What is needed: Leave out the pictures and copy the remaining records exactly.

Start of Data extract

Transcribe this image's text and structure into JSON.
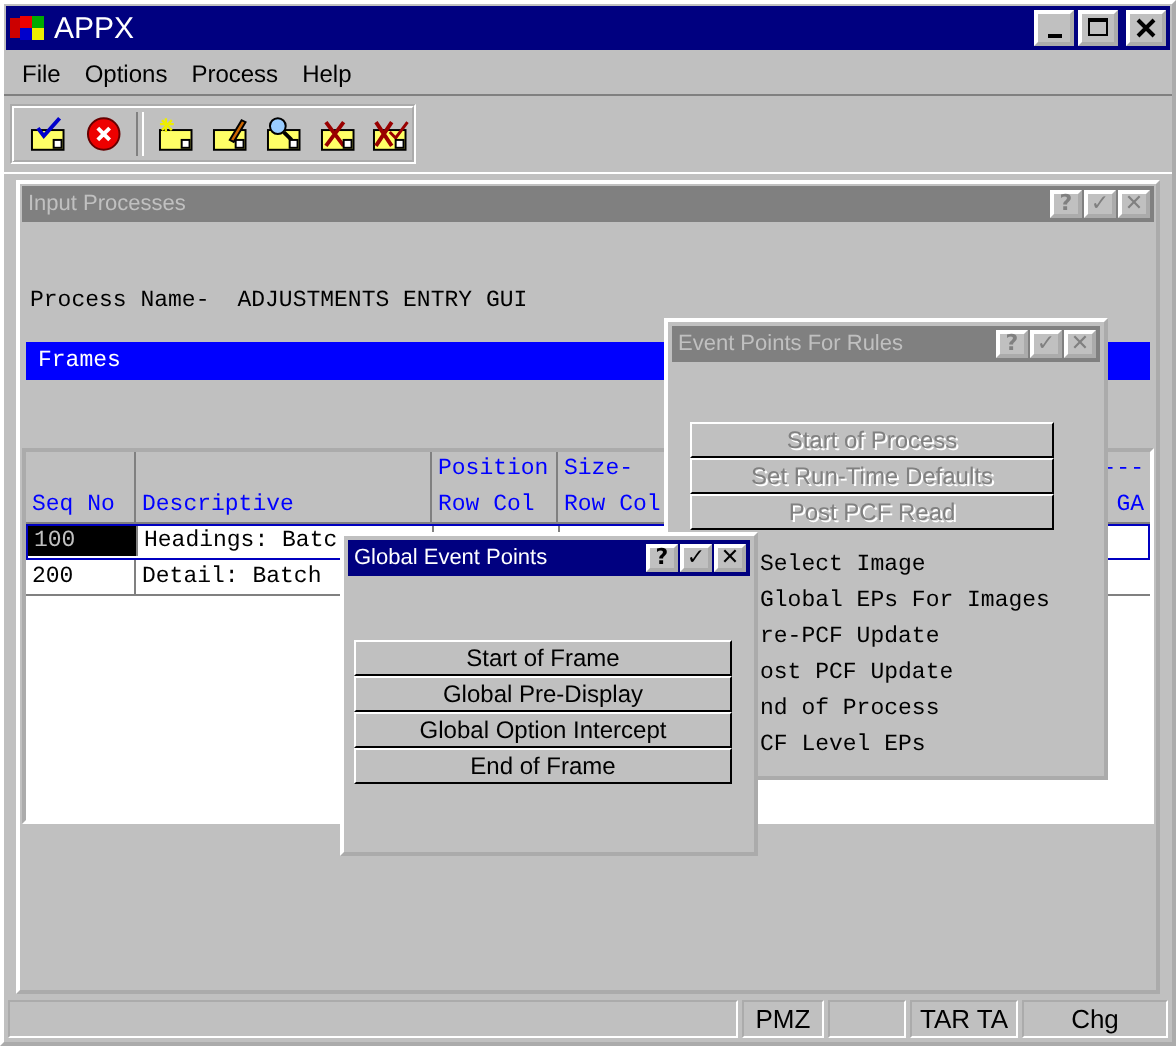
{
  "window": {
    "title": "APPX",
    "active": true
  },
  "menu": [
    {
      "label": "File"
    },
    {
      "label": "Options"
    },
    {
      "label": "Process"
    },
    {
      "label": "Help"
    }
  ],
  "input_processes": {
    "title": "Input Processes",
    "active": false,
    "buttons": [
      "?",
      "✓",
      "✕"
    ],
    "process_label": "Process Name-",
    "process_name": "ADJUSTMENTS ENTRY GUI",
    "section": "Frames",
    "table": {
      "columns": [
        {
          "bottom": "Seq No"
        },
        {
          "bottom": "Descriptive"
        },
        {
          "top": "Position",
          "bottom": "Row Col"
        },
        {
          "top": "Size-",
          "bottom": "Row Col"
        },
        {
          "top": "---",
          "bottom": "GA"
        }
      ],
      "rows": [
        {
          "cells": [
            "100",
            "Headings: Batc"
          ],
          "selected": true
        },
        {
          "cells": [
            "200",
            "Detail: Batch"
          ],
          "selected": false
        }
      ]
    }
  },
  "event_points_dialog": {
    "title": "Event Points For Rules",
    "active": false,
    "buttons": [
      "?",
      "✓",
      "✕"
    ],
    "actions": [
      {
        "label": "Start of Process",
        "disabled": true
      },
      {
        "label": "Set Run-Time Defaults",
        "disabled": true
      },
      {
        "label": "Post PCF Read",
        "disabled": true
      }
    ],
    "items": [
      "Select Image",
      "Global EPs For Images",
      "re-PCF Update",
      "ost PCF Update",
      "nd of Process",
      "CF Level EPs"
    ]
  },
  "global_event_points_dialog": {
    "title": "Global Event Points",
    "active": true,
    "buttons": [
      "?",
      "✓",
      "✕"
    ],
    "actions": [
      {
        "label": "Start of Frame",
        "disabled": false
      },
      {
        "label": "Global Pre-Display",
        "disabled": false
      },
      {
        "label": "Global Option Intercept",
        "disabled": false
      },
      {
        "label": "End of Frame",
        "disabled": false
      }
    ]
  },
  "status_bar": [
    "PMZ",
    "TAR TA",
    "Chg"
  ]
}
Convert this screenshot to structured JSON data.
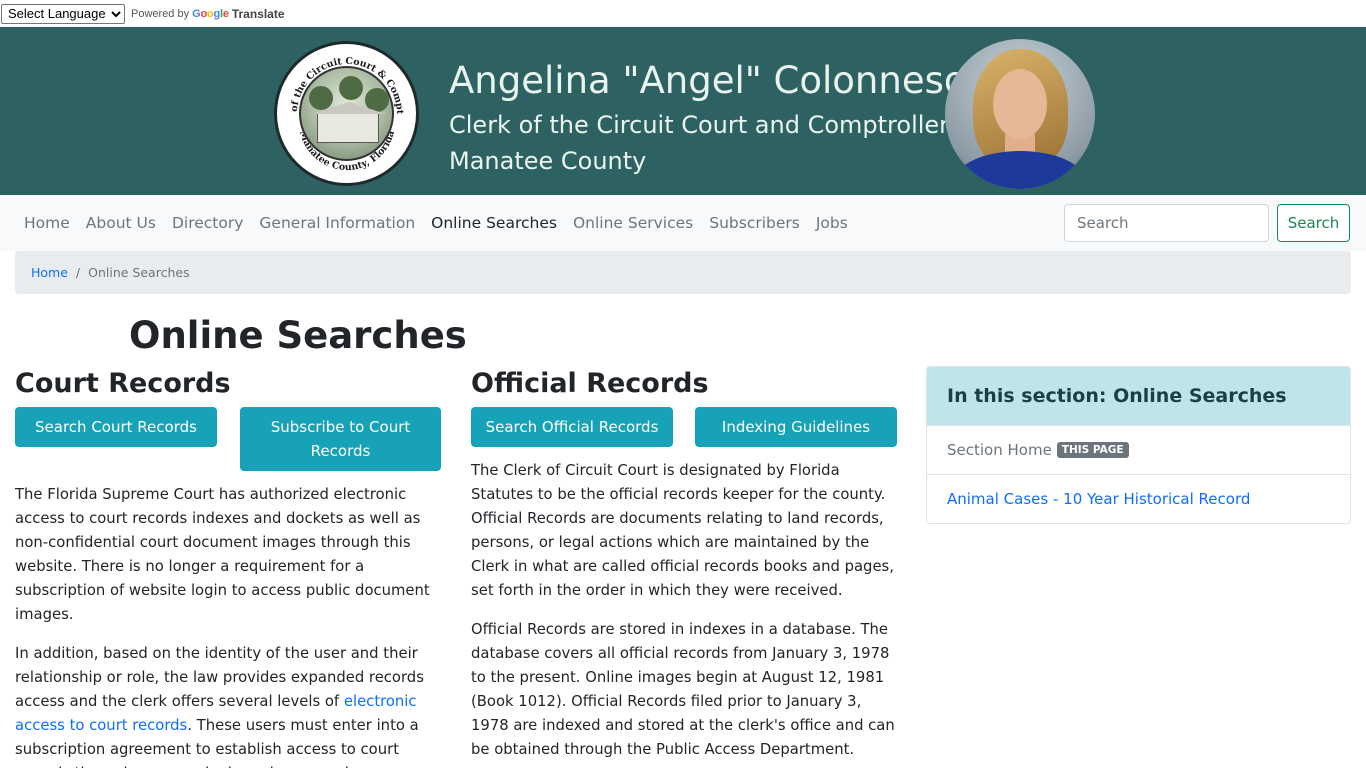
{
  "translate": {
    "select_label": "Select Language",
    "powered_by": "Powered by",
    "google": "Google",
    "translate": "Translate"
  },
  "seal": {
    "top_text": "Clerk of the Circuit Court & Comptroller",
    "bottom_text": "Manatee County, Florida"
  },
  "header": {
    "title": "Angelina \"Angel\" Colonneso",
    "subtitle": "Clerk of the Circuit Court and Comptroller",
    "county": "Manatee County"
  },
  "nav": {
    "items": [
      {
        "label": "Home",
        "active": false
      },
      {
        "label": "About Us",
        "active": false
      },
      {
        "label": "Directory",
        "active": false
      },
      {
        "label": "General Information",
        "active": false
      },
      {
        "label": "Online Searches",
        "active": true
      },
      {
        "label": "Online Services",
        "active": false
      },
      {
        "label": "Subscribers",
        "active": false
      },
      {
        "label": "Jobs",
        "active": false
      }
    ],
    "search_placeholder": "Search",
    "search_button": "Search"
  },
  "breadcrumb": {
    "home": "Home",
    "separator": "/",
    "current": "Online Searches"
  },
  "page": {
    "title": "Online Searches"
  },
  "court": {
    "heading": "Court Records",
    "btn_search": "Search Court Records",
    "btn_subscribe": "Subscribe to Court Records",
    "para1": "The Florida Supreme Court has authorized  electronic access to court records indexes and dockets as well as non-confidential court document images through this website. There is no longer a requirement for a subscription of website login to access public document images.",
    "para2_before": "In addition, based on the identity of the user and their relationship or role, the law provides expanded records access and the clerk offers several levels of ",
    "para2_link": "electronic access to court records",
    "para2_after": ". These users must enter into a subscription agreement to establish access to court records through a secure login and password."
  },
  "official": {
    "heading": "Official Records",
    "btn_search": "Search Official Records",
    "btn_indexing": "Indexing Guidelines",
    "para1": "The Clerk of Circuit Court is designated by Florida Statutes to be the official records keeper for the county. Official Records are documents relating to land records, persons, or legal actions which are maintained by the Clerk in what are called official records books and pages, set forth in the order in which they were received.",
    "para2": "Official Records are stored in indexes in a database. The database covers all official records from January 3, 1978 to the present. Online images begin at August 12, 1981 (Book 1012). Official Records filed prior to January 3, 1978 are indexed and stored at the clerk's office and can be obtained through the Public Access Department."
  },
  "sidebar": {
    "heading": "In this section: Online Searches",
    "section_home": "Section Home",
    "badge": "THIS PAGE",
    "link1": "Animal Cases - 10 Year Historical Record"
  },
  "colors": {
    "banner": "#2e6262",
    "info_button": "#17a2b8",
    "search_button": "#198754",
    "card_header": "#bfe5ea"
  }
}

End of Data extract

Worked solution:
Transcribe this image's text and structure into JSON.
{
  "window": {
    "title": "APPX",
    "active": true
  },
  "menu": [
    {
      "label": "File"
    },
    {
      "label": "Options"
    },
    {
      "label": "Process"
    },
    {
      "label": "Help"
    }
  ],
  "input_processes": {
    "title": "Input Processes",
    "active": false,
    "buttons": [
      "?",
      "✓",
      "✕"
    ],
    "process_label": "Process Name-",
    "process_name": "ADJUSTMENTS ENTRY GUI",
    "section": "Frames",
    "table": {
      "columns": [
        {
          "bottom": "Seq No"
        },
        {
          "bottom": "Descriptive"
        },
        {
          "top": "Position",
          "bottom": "Row Col"
        },
        {
          "top": "Size-",
          "bottom": "Row Col"
        },
        {
          "top": "---",
          "bottom": "GA"
        }
      ],
      "rows": [
        {
          "cells": [
            "100",
            "Headings: Batc"
          ],
          "selected": true
        },
        {
          "cells": [
            "200",
            "Detail: Batch"
          ],
          "selected": false
        }
      ]
    }
  },
  "event_points_dialog": {
    "title": "Event Points For Rules",
    "active": false,
    "buttons": [
      "?",
      "✓",
      "✕"
    ],
    "actions": [
      {
        "label": "Start of Process",
        "disabled": true
      },
      {
        "label": "Set Run-Time Defaults",
        "disabled": true
      },
      {
        "label": "Post PCF Read",
        "disabled": true
      }
    ],
    "items": [
      "Select Image",
      "Global EPs For Images",
      "re-PCF Update",
      "ost PCF Update",
      "nd of Process",
      "CF Level EPs"
    ]
  },
  "global_event_points_dialog": {
    "title": "Global Event Points",
    "active": true,
    "buttons": [
      "?",
      "✓",
      "✕"
    ],
    "actions": [
      {
        "label": "Start of Frame",
        "disabled": false
      },
      {
        "label": "Global Pre-Display",
        "disabled": false
      },
      {
        "label": "Global Option Intercept",
        "disabled": false
      },
      {
        "label": "End of Frame",
        "disabled": false
      }
    ]
  },
  "status_bar": [
    "PMZ",
    "TAR TA",
    "Chg"
  ]
}
Convert this screenshot to structured JSON data.
{
  "translate": {
    "select_label": "Select Language",
    "powered_by": "Powered by",
    "google": "Google",
    "translate": "Translate"
  },
  "seal": {
    "top_text": "Clerk of the Circuit Court & Comptroller",
    "bottom_text": "Manatee County, Florida"
  },
  "header": {
    "title": "Angelina \"Angel\" Colonneso",
    "subtitle": "Clerk of the Circuit Court and Comptroller",
    "county": "Manatee County"
  },
  "nav": {
    "items": [
      {
        "label": "Home",
        "active": false
      },
      {
        "label": "About Us",
        "active": false
      },
      {
        "label": "Directory",
        "active": false
      },
      {
        "label": "General Information",
        "active": false
      },
      {
        "label": "Online Searches",
        "active": true
      },
      {
        "label": "Online Services",
        "active": false
      },
      {
        "label": "Subscribers",
        "active": false
      },
      {
        "label": "Jobs",
        "active": false
      }
    ],
    "search_placeholder": "Search",
    "search_button": "Search"
  },
  "breadcrumb": {
    "home": "Home",
    "separator": "/",
    "current": "Online Searches"
  },
  "page": {
    "title": "Online Searches"
  },
  "court": {
    "heading": "Court Records",
    "btn_search": "Search Court Records",
    "btn_subscribe": "Subscribe to Court Records",
    "para1": "The Florida Supreme Court has authorized  electronic access to court records indexes and dockets as well as non-confidential court document images through this website. There is no longer a requirement for a subscription of website login to access public document images.",
    "para2_before": "In addition, based on the identity of the user and their relationship or role, the law provides expanded records access and the clerk offers several levels of ",
    "para2_link": "electronic access to court records",
    "para2_after": ". These users must enter into a subscription agreement to establish access to court records through a secure login and password."
  },
  "official": {
    "heading": "Official Records",
    "btn_search": "Search Official Records",
    "btn_indexing": "Indexing Guidelines",
    "para1": "The Clerk of Circuit Court is designated by Florida Statutes to be the official records keeper for the county. Official Records are documents relating to land records, persons, or legal actions which are maintained by the Clerk in what are called official records books and pages, set forth in the order in which they were received.",
    "para2": "Official Records are stored in indexes in a database. The database covers all official records from January 3, 1978 to the present. Online images begin at August 12, 1981 (Book 1012). Official Records filed prior to January 3, 1978 are indexed and stored at the clerk's office and can be obtained through the Public Access Department."
  },
  "sidebar": {
    "heading": "In this section: Online Searches",
    "section_home": "Section Home",
    "badge": "THIS PAGE",
    "link1": "Animal Cases - 10 Year Historical Record"
  },
  "colors": {
    "banner": "#2e6262",
    "info_button": "#17a2b8",
    "search_button": "#198754",
    "card_header": "#bfe5ea"
  }
}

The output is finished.